By: Sam Serling-Sutton
This past May, I had the privilege of working with a group of farmers from Portland’s own urban farming nonprofit, Mudbone Grown. They approached us in the ReBuilding Center’s workshop to see if we could aid in the process of designing and building a “Wash and Pack” station, and while my carpentry career could graciously be described as “eclectic,” it has never once led me to build, let alone hear about anything akin to such a project. I was instantly on board.
On the first morning, the shop slowly filled with bleary eyes. Fifteen farmers-to-be milled around waiting to begin, waiting to be told what they were going to build and how they were going to build it. Luckily for them, we were all on the same page of nescience, which led us easily into the first step of successful design: dreaming. With no other direction than programmatic need, we separated into small groups and asked each to draw out ideal stations with no limitations.
What we saw out of these initial iterations were beautifully thought-out stations—some with drawers and roofs, others with hanging portions and shelves, and even one with a Rube Goldberg-esque contraption that washed and dried the vegetables on its own. Each idea was trotted out and presented in turn before we placed them all on a table and discussed them as a whole.
Design is about translation and communication. The process needs to be led through intention rather than pretension. It’s one of the most intoxicating processes I’ve found and one that I aim to replicate consistently in my life. Performing this as a group is instantly democratic. There isn’t room for form above function; for personalities before operations.
Over the course of the first day, we were able to make our way through about three more of these mini design-studios. At the end of the day, we had discovered as a group the shape and specifics of our Wash and Pack station! An entirely unique and bespoke piece of farming equipment that was soon to exist.
Between the first and second days, the Mudbone crew was tasked with following the cut list that they had created from their drawn-out plans and sections in order to purchase the necessary equipment.

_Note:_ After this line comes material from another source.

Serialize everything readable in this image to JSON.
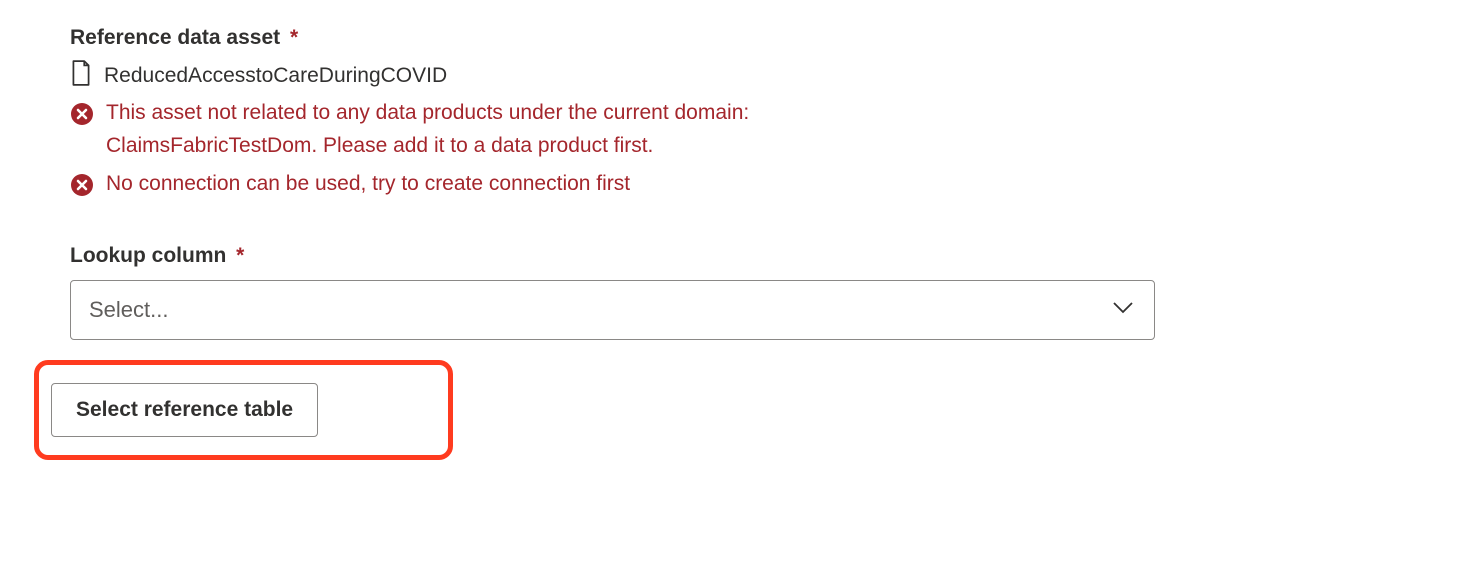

The station required mostly lumber, in addition to a few sinks—all of which was effortlessly corralled right here at the Rebuilding Center (the best part of doing a design-build here in the Education shop!).
With the bulk of the design work behind us, day two flowed much in the same way that the rest of our classes do. We were able to lead the team through a series of tutorials on safe shop usage in addition to training on measuring techniques, drill presses, chop saws, etc. The day was spent bringing our skills up to the level we needed in order to pull off our table in addition to a little more on-the-fly scheming and design (who would have thought sinks were so deep???).
The process of any design-build is, while continuously frustrating, endlessly rewarding. The process helps to demystify the built environment. It illustrates just how accessible our world can be despite often feeling exactly the opposite. A table isn’t anything more than four legs and a top. A house isn’t more than four walls and a roof. It’s all the same skills implemented at different scales. You take wood apart and you put it back together. If you can learn to do the first part safely and the second part carefully, you’ll begin to see that the universe is rich with these small coincidences.
By day three, the Mudbone crew and I had seemingly switched places. For one, it was my turn to show up bleary-eyed to their space. That morning, as I pulled up to their latest farm plot, I saw the 12 of them busily moving lumber and setting up tools, eager to erect their creation. I honestly can’t take any credit for actually putting the Wash and Pack station together—I don’t think I even touched a drill that day. It wasn’t three hours from the time I arrived that we were all happily standing around the completed station trying to design a roof structure out of our extra lumber!
While the specifics of this endeavor are a little different than the usual fare we have in and out of our Education shop it’s in no other way unique. It’s one of the thousands of things I love about the Rebuilding Center. The students who come through our shop are, without exception, outstanding. There is an eagerness and appreciation for the craft. The space that we have created here, tucked away in the back of our building, is something I’ve not witnessed in any of the other shops I’ve worked in. It is truly exceptional and I can’t wait to see what other incredible opportunities and experiences continue to emerge.